Playing up the more formal nature of the watch is the elegant black leather strap with white stitching.
Priced at $575, this Khaki Field automatic watch can comfortably go from office to outdoors and everything in-between.
Diving watch dimensions are continuously a struggle for guys with smaller wrists. The “bigger is always better” remains strong amongst modern diving watches.
Yet, whether its price or size, there’s always Seiko to solve common dive watch dilemma!
The Seiko SKX013 is similar to the famed SKX007 dive watch but in petite proportions. The 38mm stainless steel case fits incredibly well, while the dial retains the familiar day and date duo.
Just like its bigger brother, the SKX013 is water-resistant to 200 meters, runs on an automatic movement, and comes with a unidirectional black timing bezel—all for the bargain-basement price of $249.
The world of 38mm watches is a varied one, including almost any timepiece type you can think of. And if the trend towards smaller watches continues forward, then choices will only get better.
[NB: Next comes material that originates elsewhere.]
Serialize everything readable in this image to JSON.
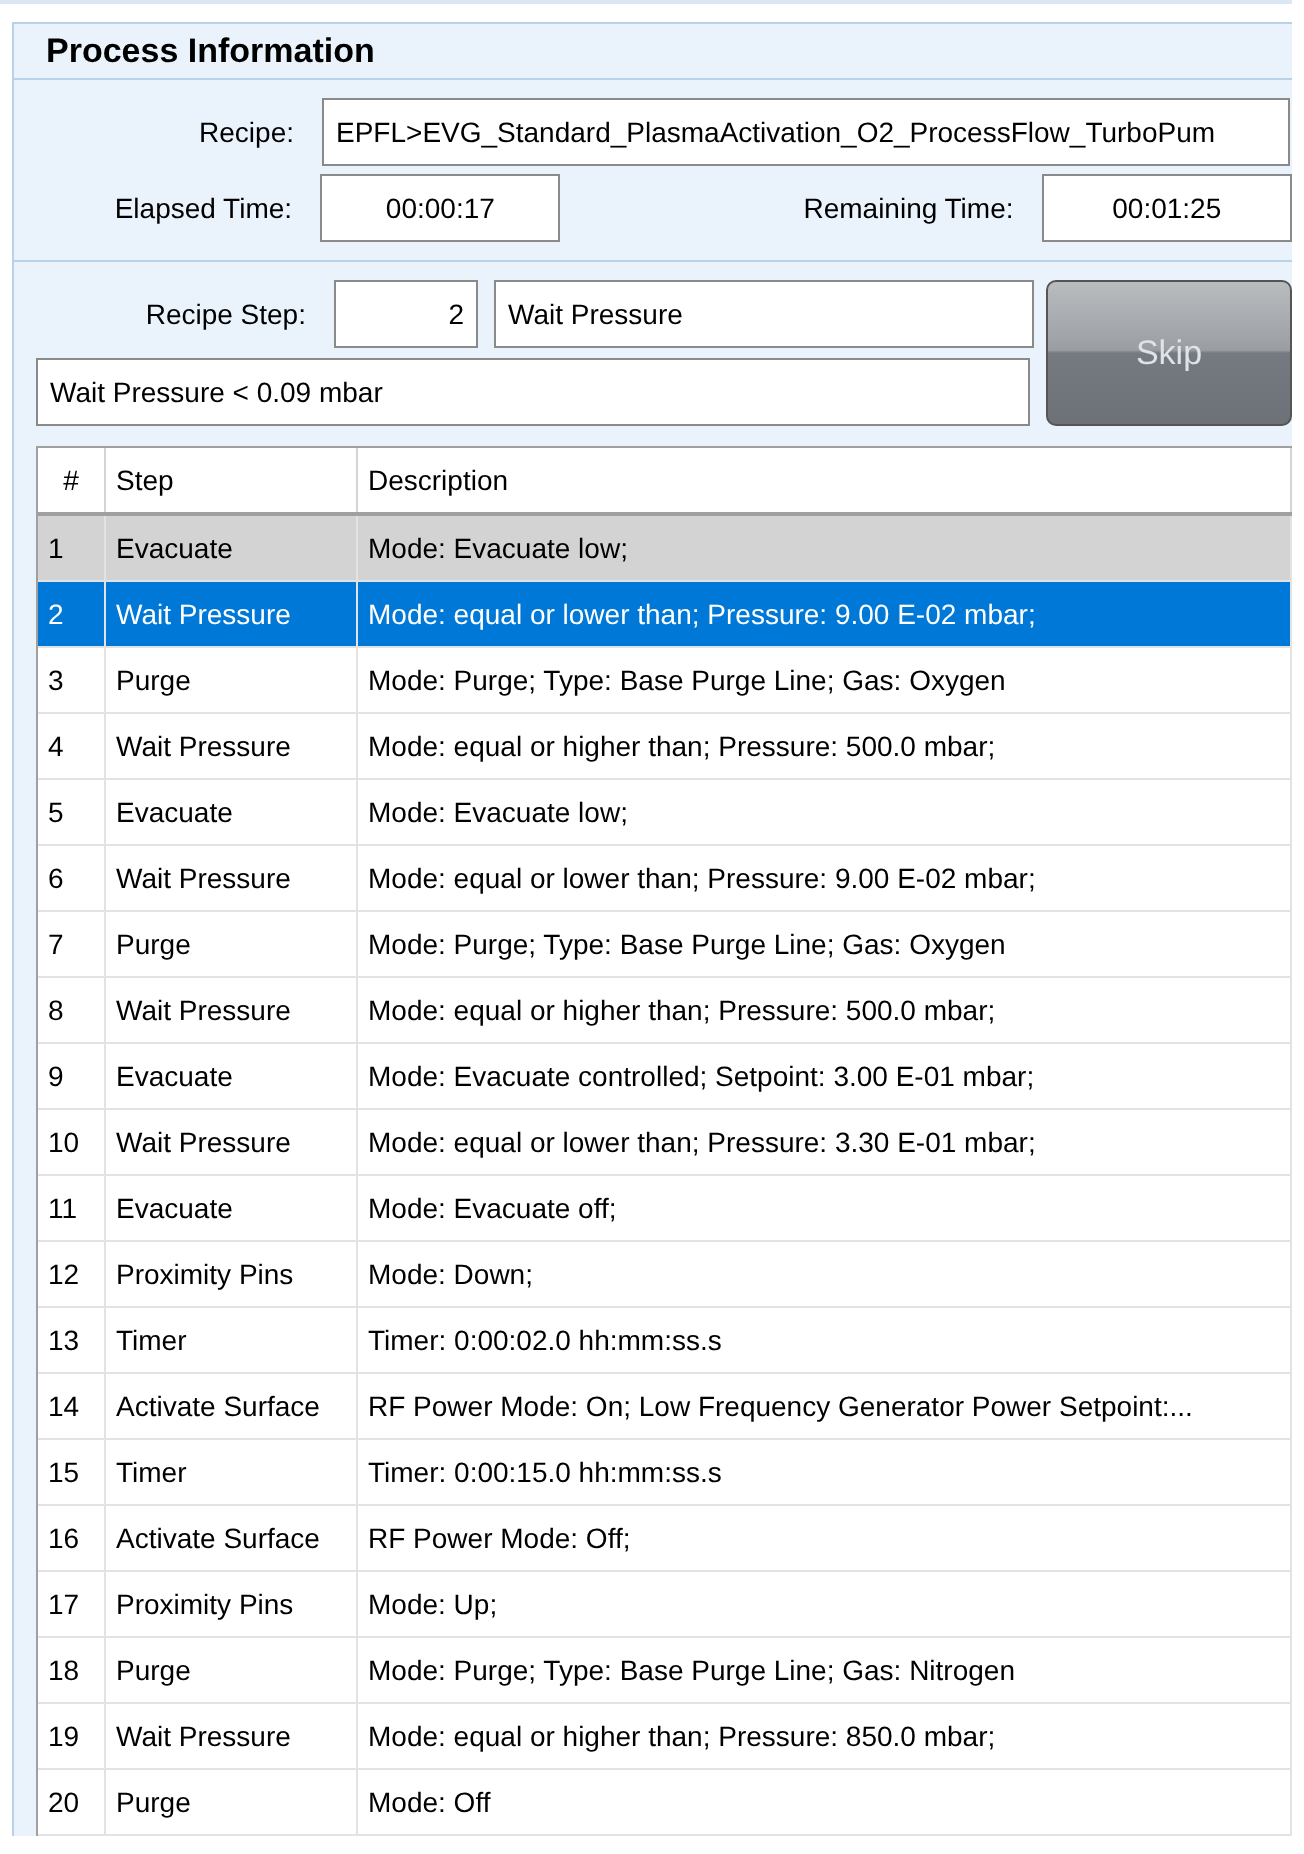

If you’ve been wearing a watch that’s simply too big for you, then it’s time to give it up in favor for one that fits correctly.
(Moderator — same comment but terrible typos fixed. If you post, please use this version. Thanks) Thanks for posting this article, Celine. Fun read. The only thing that “fits correctly” is the band. IMO dial/lug-to-lug size doesn’t matter when it comes to men’s watches, and I’d even extend this to thinner wristed blokes. Dial size is simply a style element. It’s the sport coat that is “fitted”, not the size of the lapel — right? The band or bracelet is fitted, the dial is not and can come in an assortment of sizes all of which are fine/a matter of preference. A large lapel-ed sport coat does not “overwhelm” a smaller bloke. I think the same is true with watch dial sizes and styles. I’m a 6′, 230 hulking brute with proportionately thick wrists that I never bothered to measure. I have a little three watch collection, recently having flipped or gifted most of my too many watches. I’m currently sporting my understated, sublime 37.5mm Seiko 5 SNKL75 (a $100 DateJust-y little piece for people who don’t hate their money). Looks absolutely fine. On the other side of the spectrum, I also have a gianormous 51.6mm Casio Pro Trek solar Safari ABC(T) as my weekender (instead of a boring dime-a-dozen desk diver). Both look fine on the wrist. A watch is basically a bracelet. You can have a bracelet style that’s thick. You can have a bracelet style that’s thin. There is no correct size as DIAL size is a style element largely decoupled from gender cues. This whole association of watch dial size and “manliness” is a product of silly action movies and is laughably absurd. Something insecure dudes concern themselves with. Conversely there are such things — as you know, as an obvious/outright women’s watch — usually bejeweled and around 27mm. Random cut-paste example: TAG HEUER AQUARACER 27MM MOP DIAL 2-TONE SS WOMEN’S WATCH. So there’s a canyon-ish gap between men’s/unisex watch and a true women’s watch.